* _Activity_:
Below are records to reproduce in full; copy them exactly but keep the pictures out.

Records from a data source:

═══

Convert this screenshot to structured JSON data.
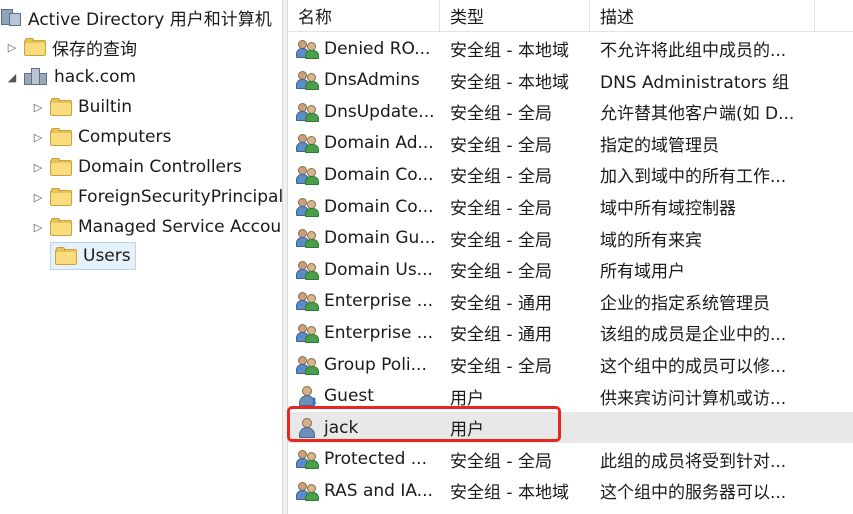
{
  "tree": {
    "root_label": "Active Directory 用户和计算机",
    "saved_queries_label": "保存的查询",
    "domain_label": "hack.com",
    "children": [
      {
        "label": "Builtin"
      },
      {
        "label": "Computers"
      },
      {
        "label": "Domain Controllers"
      },
      {
        "label": "ForeignSecurityPrincipals"
      },
      {
        "label": "Managed Service Accounts"
      },
      {
        "label": "Users"
      }
    ]
  },
  "list": {
    "columns": {
      "name": "名称",
      "type": "类型",
      "description": "描述"
    },
    "rows": [
      {
        "name": "Denied RO...",
        "type": "安全组 - 本地域",
        "description": "不允许将此组中成员的...",
        "icon": "group-icon"
      },
      {
        "name": "DnsAdmins",
        "type": "安全组 - 本地域",
        "description": "DNS Administrators 组",
        "icon": "group-icon"
      },
      {
        "name": "DnsUpdate...",
        "type": "安全组 - 全局",
        "description": "允许替其他客户端(如 D...",
        "icon": "group-icon"
      },
      {
        "name": "Domain Ad...",
        "type": "安全组 - 全局",
        "description": "指定的域管理员",
        "icon": "group-icon"
      },
      {
        "name": "Domain Co...",
        "type": "安全组 - 全局",
        "description": "加入到域中的所有工作...",
        "icon": "group-icon"
      },
      {
        "name": "Domain Co...",
        "type": "安全组 - 全局",
        "description": "域中所有域控制器",
        "icon": "group-icon"
      },
      {
        "name": "Domain Gu...",
        "type": "安全组 - 全局",
        "description": "域的所有来宾",
        "icon": "group-icon"
      },
      {
        "name": "Domain Us...",
        "type": "安全组 - 全局",
        "description": "所有域用户",
        "icon": "group-icon"
      },
      {
        "name": "Enterprise ...",
        "type": "安全组 - 通用",
        "description": "企业的指定系统管理员",
        "icon": "group-icon"
      },
      {
        "name": "Enterprise ...",
        "type": "安全组 - 通用",
        "description": "该组的成员是企业中的...",
        "icon": "group-icon"
      },
      {
        "name": "Group Poli...",
        "type": "安全组 - 全局",
        "description": "这个组中的成员可以修...",
        "icon": "group-icon"
      },
      {
        "name": "Guest",
        "type": "用户",
        "description": "供来宾访问计算机或访...",
        "icon": "user-disabled-icon"
      },
      {
        "name": "jack",
        "type": "用户",
        "description": "",
        "icon": "user-icon"
      },
      {
        "name": "Protected ...",
        "type": "安全组 - 全局",
        "description": "此组的成员将受到针对...",
        "icon": "group-icon"
      },
      {
        "name": "RAS and IA...",
        "type": "安全组 - 本地域",
        "description": "这个组中的服务器可以...",
        "icon": "group-icon"
      }
    ]
  },
  "colors": {
    "highlight_box": "#e8271f",
    "selected_bg": "#e5f1fb"
  }
}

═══

* _Solution to this task_:
Convert this screenshot to structured JSON data.
{
  "tree": {
    "root_label": "Active Directory 用户和计算机",
    "saved_queries_label": "保存的查询",
    "domain_label": "hack.com",
    "children": [
      {
        "label": "Builtin"
      },
      {
        "label": "Computers"
      },
      {
        "label": "Domain Controllers"
      },
      {
        "label": "ForeignSecurityPrincipals"
      },
      {
        "label": "Managed Service Accounts"
      },
      {
        "label": "Users"
      }
    ]
  },
  "list": {
    "columns": {
      "name": "名称",
      "type": "类型",
      "description": "描述"
    },
    "rows": [
      {
        "name": "Denied RO...",
        "type": "安全组 - 本地域",
        "description": "不允许将此组中成员的...",
        "icon": "group-icon"
      },
      {
        "name": "DnsAdmins",
        "type": "安全组 - 本地域",
        "description": "DNS Administrators 组",
        "icon": "group-icon"
      },
      {
        "name": "DnsUpdate...",
        "type": "安全组 - 全局",
        "description": "允许替其他客户端(如 D...",
        "icon": "group-icon"
      },
      {
        "name": "Domain Ad...",
        "type": "安全组 - 全局",
        "description": "指定的域管理员",
        "icon": "group-icon"
      },
      {
        "name": "Domain Co...",
        "type": "安全组 - 全局",
        "description": "加入到域中的所有工作...",
        "icon": "group-icon"
      },
      {
        "name": "Domain Co...",
        "type": "安全组 - 全局",
        "description": "域中所有域控制器",
        "icon": "group-icon"
      },
      {
        "name": "Domain Gu...",
        "type": "安全组 - 全局",
        "description": "域的所有来宾",
        "icon": "group-icon"
      },
      {
        "name": "Domain Us...",
        "type": "安全组 - 全局",
        "description": "所有域用户",
        "icon": "group-icon"
      },
      {
        "name": "Enterprise ...",
        "type": "安全组 - 通用",
        "description": "企业的指定系统管理员",
        "icon": "group-icon"
      },
      {
        "name": "Enterprise ...",
        "type": "安全组 - 通用",
        "description": "该组的成员是企业中的...",
        "icon": "group-icon"
      },
      {
        "name": "Group Poli...",
        "type": "安全组 - 全局",
        "description": "这个组中的成员可以修...",
        "icon": "group-icon"
      },
      {
        "name": "Guest",
        "type": "用户",
        "description": "供来宾访问计算机或访...",
        "icon": "user-disabled-icon"
      },
      {
        "name": "jack",
        "type": "用户",
        "description": "",
        "icon": "user-icon"
      },
      {
        "name": "Protected ...",
        "type": "安全组 - 全局",
        "description": "此组的成员将受到针对...",
        "icon": "group-icon"
      },
      {
        "name": "RAS and IA...",
        "type": "安全组 - 本地域",
        "description": "这个组中的服务器可以...",
        "icon": "group-icon"
      }
    ]
  },
  "colors": {
    "highlight_box": "#e8271f",
    "selected_bg": "#e5f1fb"
  }
}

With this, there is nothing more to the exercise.